What it does – Leverages Artificial intelligence (AI) and IoT to make ATM cameras 'smart'.
With AI-powered ATM cameras, Uncanny Vision aims to prevent tampering and theft at ATMs. Navaneethan noted that current cameras record events but aren't able to take pro-active steps without human intervention. With their smart camera, they aim to help cameras actually 'see' and take pro-active action automatically.
Having worked in Silicon Valley earlier, Navaneethan said that they have been able to easily reach a global customer based sitting out of Bengaluru. He added,
Sitting in Koramangala, I can reach out to Japanese companies like Toshiba, head over to Manyata Tech Park to reach out to potential US customers like Target. I can also head to Embassy Golf Links to reach out to potential Scandinavian customers. Bengaluru is an incredible place to be in.
Represented by Jei Narayanan, COO
What it does – A semiconductor, electronic design company that has expanded into all phases of silicon realisation flow.
Jei noted that Black Pepper which is headquartered in Koramangala, Bengaluru, strongly believes in democratising innovation to ensure it doesn't happen in just the four walls of corporate offices. So with his firm's product design capabilities, Jei aims to help innovators from any walk of life and make them commercially viable products.
Represented by A Vaidyanathan, Founder and Managing Director.
What it does – Monitors air quality through IoT sensors.
Based out of Bengaluru, PAQs provides technology to improve health and comfort of both individuals and communities through personal air monitoring and broader community-based solutions (like smart city projects), respectively. Vaidtanathan noted that PAQs leverages wearable devices and sensors to sense property of air, communicate it to the cloud real-time, do analytics on the data and then provide value-added services. PAQs has deployed their solutions in Jaipur, Ahmedabad and other smart cities across India.
The session ended with an interactive Q&A with Priyank Kharge, Hon’ble Minister for IT & BT, Science & Technology & Tourism, Government of Karnataka. Kharge asked the panelists and audience to share inputs about the roadblocks they are facing while starting up and requested them to share thoughts and feedback on how the Government could improve further. Some of the topics discussed were:
- The need for more focus on grassroots level innovation.
- How the government could help startups better validate their ideas.
Speaking at the session, the Minister said

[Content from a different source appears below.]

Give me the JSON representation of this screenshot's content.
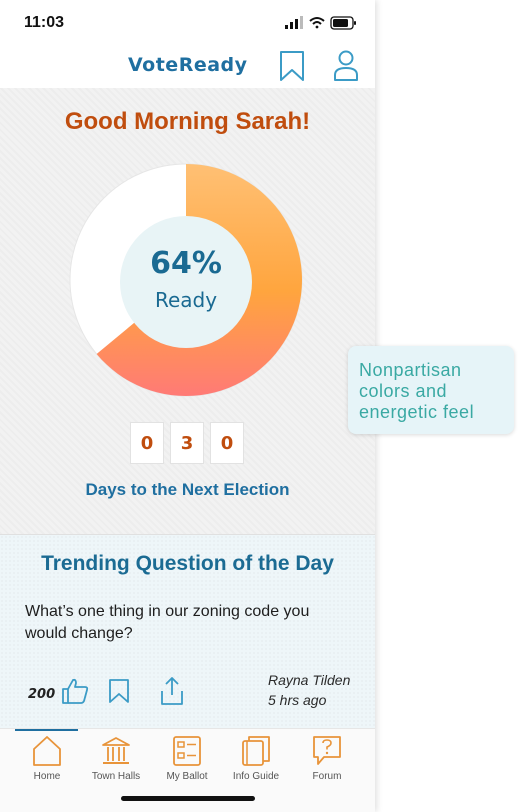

The state has one of the largest and best functioning startup ecosystems in the country and the drive towards manufacturing startups is highly critical to achieving the vision of ‘Make in India’. The State is keen to see more startups succeed and is doing their best to help startups in the idea stage.